Although the children surveyed knew that salt was bad for them and could cause heart problems if consumed to excess, indeed awareness was quite high, almost half didn't care enough to question their consumption - a bit of the 'I'm too young to worry about it' - highlighting the importance of educating that the diet consumed when young is one of the building blocks for a healthy future.
We need to address the fact that although the next generation of adults will be more aware of the implications of salt in the diet, they will possibly not care about the consequences to themselves. Perhaps they will become more health conscious in this respect as they get older? What also needs addressing is the fact that boys seem less concerned than girls, especially as men currently get more cardiovascular disease than women.
Despite a high salt awareness in some respects, there was a lack of understanding of the issues of 'hidden salt' e.g. cereals versus crisps. Even though children were aware that processed foods contain the most salt, presumptions about the salt in certain foods was poor. This issue could be addressed by more consumer education on nutritional labeling and clear labeling of salt on packaging.
Although understanding the recommended upper limit of salt intake, the vast majority of pupils did not realize how high general salt consumption really is and indeed with regards to their own diet, there was a general feeling that most children thought they were not adding very much salt, or indeed generally not eating a high salt diet (Q3 and 4). Could this account for the complacency about salt?
However, children seem to find it hard to judge the amount of salt in processed foods, so would therefore find it hard to judge the amount of salt they were eating. Again this points to a need for the food industry to act to ensure that children do not consume too much salt by eating the foods they enjoy. Action is also needed to ensure that when children do eat processed foods, the label provides clear information with which the children can easily find out how much salt they are eating.

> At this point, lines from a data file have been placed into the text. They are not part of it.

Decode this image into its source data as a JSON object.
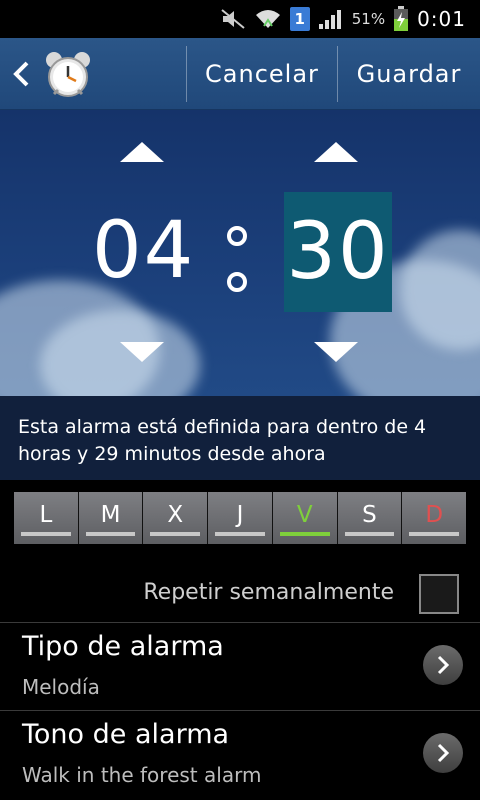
{
  "status_bar": {
    "battery_percent": "51%",
    "time": "0:01",
    "sim_badge": "1"
  },
  "action_bar": {
    "cancel_label": "Cancelar",
    "save_label": "Guardar",
    "app_icon": "alarm-clock-icon"
  },
  "picker": {
    "hours": "04",
    "minutes": "30",
    "selected_field": "minutes",
    "selected_color": "#0e5a72"
  },
  "info": {
    "text": "Esta alarma está definida para dentro de 4 horas y 29 minutos desde ahora"
  },
  "days": [
    {
      "label": "L",
      "active": false
    },
    {
      "label": "M",
      "active": false
    },
    {
      "label": "X",
      "active": false
    },
    {
      "label": "J",
      "active": false
    },
    {
      "label": "V",
      "active": true
    },
    {
      "label": "S",
      "active": false
    },
    {
      "label": "D",
      "active": false
    }
  ],
  "repeat": {
    "label": "Repetir semanalmente",
    "checked": false
  },
  "alarm_type": {
    "title": "Tipo de alarma",
    "value": "Melodía"
  },
  "alarm_tone": {
    "title": "Tono de alarma",
    "value": "Walk in the forest alarm"
  },
  "colors": {
    "accent_green": "#7fd03b",
    "sunday_red": "#e05050",
    "action_bar": "#20487a"
  }
}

Also, children are unaware the amount of salt an average person consumes. Indeed true accurate figures do not currently exist. This needs to be rectified so that a baseline can be identified in both children and adults, so that changes in salt consumption can be tracked.